Daydreams & Nightmares of Intellectual Property
Most folks aren't aware that you can file a patent to claim a life form as your own invention.
Opponents of biological patents argue that these legal instruments treat life as a commodity and claim ownership that is due to Mother Nature. It's called biopiracy.
Big Biotech, among them Monsanto (creators of Agent Orange, saccharine, Roundup/glyphosate) and DuPont (makers of automotive body paints), hold such patents on GMOs (genetically modified organisms) which are rife in the American food supply but labeled or banned in 60 other countries throughout the world, including the European Union.
In 1995 the University of Mississippi Medical Centre was granted a patent for the use of turmeric to heal wounds, even though this powdered rhizome has been used in Ayurvedic medicine and South Asian cuisine for thousands of years.
In 1996 The Council of Scientific & Industrial Research (CSIR) in India requested the US Patent and Trademarks Office (USPTO) to revoke the turmeric patent on the grounds of "existing prior art" (or rather traditional knowledge and use). The patent was revoked in 1997. But if it hadn't, you could be sued for infringement if caught growing your own.

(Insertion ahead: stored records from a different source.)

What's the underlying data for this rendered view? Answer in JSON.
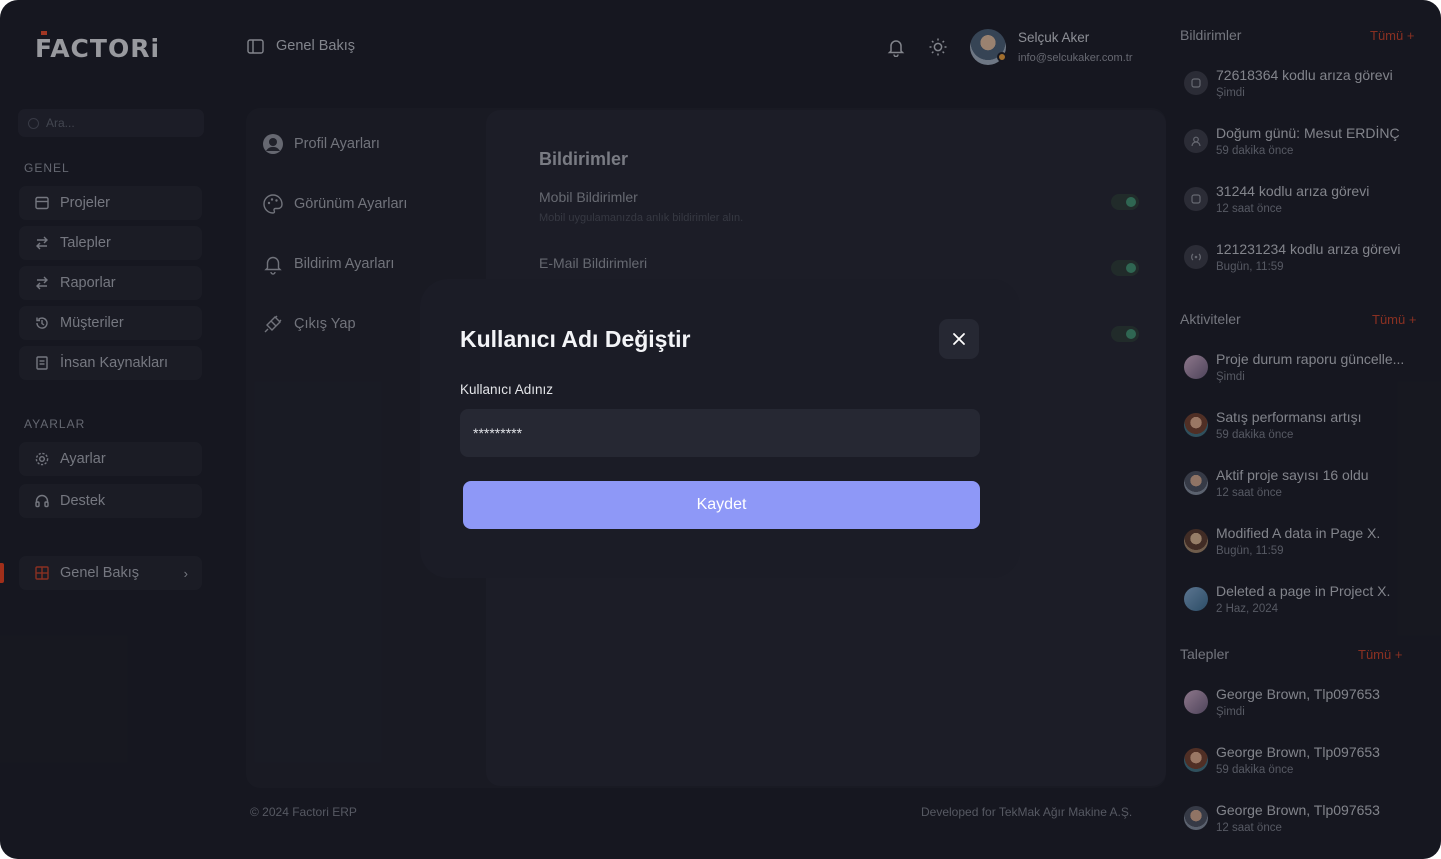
{
  "brand": {
    "logo": "FACTORi",
    "accent_color": "#e24a2b"
  },
  "search": {
    "placeholder": "Ara..."
  },
  "sidebar": {
    "general_title": "GENEL",
    "general_items": [
      {
        "label": "Projeler",
        "icon": "calendar-icon"
      },
      {
        "label": "Talepler",
        "icon": "swap-icon"
      },
      {
        "label": "Raporlar",
        "icon": "swap-icon"
      },
      {
        "label": "Müşteriler",
        "icon": "history-icon"
      },
      {
        "label": "İnsan Kaynakları",
        "icon": "document-icon"
      }
    ],
    "settings_title": "AYARLAR",
    "settings_items": [
      {
        "label": "Ayarlar",
        "icon": "gear-icon"
      },
      {
        "label": "Destek",
        "icon": "headset-icon"
      }
    ],
    "overview_item": {
      "label": "Genel Bakış",
      "icon": "grid-icon"
    }
  },
  "header": {
    "breadcrumb": "Genel Bakış",
    "user_name": "Selçuk Aker",
    "user_email": "info@selcukaker.com.tr"
  },
  "settings_menu": {
    "items": [
      "Profil Ayarları",
      "Görünüm Ayarları",
      "Bildirim Ayarları",
      "Çıkış Yap"
    ]
  },
  "settings_panel": {
    "title": "Bildirimler",
    "mobile_label": "Mobil Bildirimler",
    "mobile_desc": "Mobil uygulamanızda anlık bildirimler alın.",
    "email_label": "E-Mail Bildirimleri",
    "toggle_color": "#3f8e6f"
  },
  "modal": {
    "title": "Kullanıcı Adı Değiştir",
    "field_label": "Kullanıcı Adınız",
    "field_value": "*********",
    "save_label": "Kaydet",
    "button_color": "#8e98f7"
  },
  "footer": {
    "copyright": "© 2024 Factori ERP",
    "developed_for": "Developed for TekMak Ağır Makine A.Ş."
  },
  "notifications": {
    "title": "Bildirimler",
    "more": "Tümü +",
    "items": [
      {
        "title": "72618364 kodlu arıza görevi",
        "time": "Şimdi"
      },
      {
        "title": "Doğum günü: Mesut ERDİNÇ",
        "time": "59 dakika önce"
      },
      {
        "title": "31244 kodlu arıza görevi",
        "time": "12 saat önce"
      },
      {
        "title": "121231234 kodlu arıza görevi",
        "time": "Bugün, 11:59"
      }
    ]
  },
  "activities": {
    "title": "Aktiviteler",
    "more": "Tümü +",
    "items": [
      {
        "title": "Proje durum raporu güncelle...",
        "time": "Şimdi"
      },
      {
        "title": "Satış performansı artışı",
        "time": "59 dakika önce"
      },
      {
        "title": "Aktif proje sayısı 16 oldu",
        "time": "12 saat önce"
      },
      {
        "title": "Modified A data in Page X.",
        "time": "Bugün, 11:59"
      },
      {
        "title": "Deleted a page in Project X.",
        "time": "2 Haz, 2024"
      }
    ]
  },
  "requests": {
    "title": "Talepler",
    "more": "Tümü +",
    "items": [
      {
        "title": "George Brown, Tlp097653",
        "time": "Şimdi"
      },
      {
        "title": "George Brown, Tlp097653",
        "time": "59 dakika önce"
      },
      {
        "title": "George Brown, Tlp097653",
        "time": "12 saat önce"
      }
    ]
  }
}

The US government received a patent on the composition of the Ebola virus. Why would a government need to claim invention of Ebola and protect its commercial use? I would love to hear your thoughts about this in the comments!
If Uncle Sam and Big Biotech can patent life, why can't everybody else?
I submit to you Felis catus, the common cat, heretofore known as the Purr Pillow. A self-heating, furry pillow that purrs you to sleep. Smooth and extra-fuzzy models available in all colors, patterns, and sizes.
Fozzie is my preferred model of Purr Pillow. It's obvious when it's dirty and needs washing.
If Purr Pillows controlled human access to food, water, energy, health, or had the potential to rake in billions of profits, you can be sure that somebody would already have their hand in it.
This sort of intellectual property paranoia haunted us early on in our Rub 'n Restore® venture.
The magic formula behind our vinyl and leather dye was developed by our friend JP. He sold us this "technology", but it did not come with a patent, and protecting it became a concern.
Do we patent? If so, the formula itself, the process by which it can be mixed and applied, or both?
A friend that developed and manufactures a groovy telescope focuser highly sought by the world's preeminent astronomers spent $8,000 with an attorney -- twice -- before he was granted the patent. His story is not uncommon.
Another friend, a paralegal, was no less discouraging. In acquiring a patent, you publish the information, opening the door for nearly identical knock-offs. The real problem, he pointed out, comes in defending the patent. Any behemoth can infringe on your rights. If you take them to court, you'll probably need $100,000 to defend your patent. If you lose in court, the patent essentially goes to the violators. You paid to file the patent and published your secrets, saving them patent attorney fees and the cost to reverse engineer it. In the end, all you have left is your brand name and proof that you were first to market.
We settled for a trademark. Until now, I've never shared my pipe dream of the Purr Pillow. I'd probably have to publish the entire cat genome. Talk about an engineering project! It might just be easier to sew some fake fur onto an electric blanket and stuff a pillow with a little purring motor inside. Give it a cute face and ears. It might be a big seller, seeing that it doesn't require a litterbox like the living model.
Such are the daydreams and nightmares of intellectual property.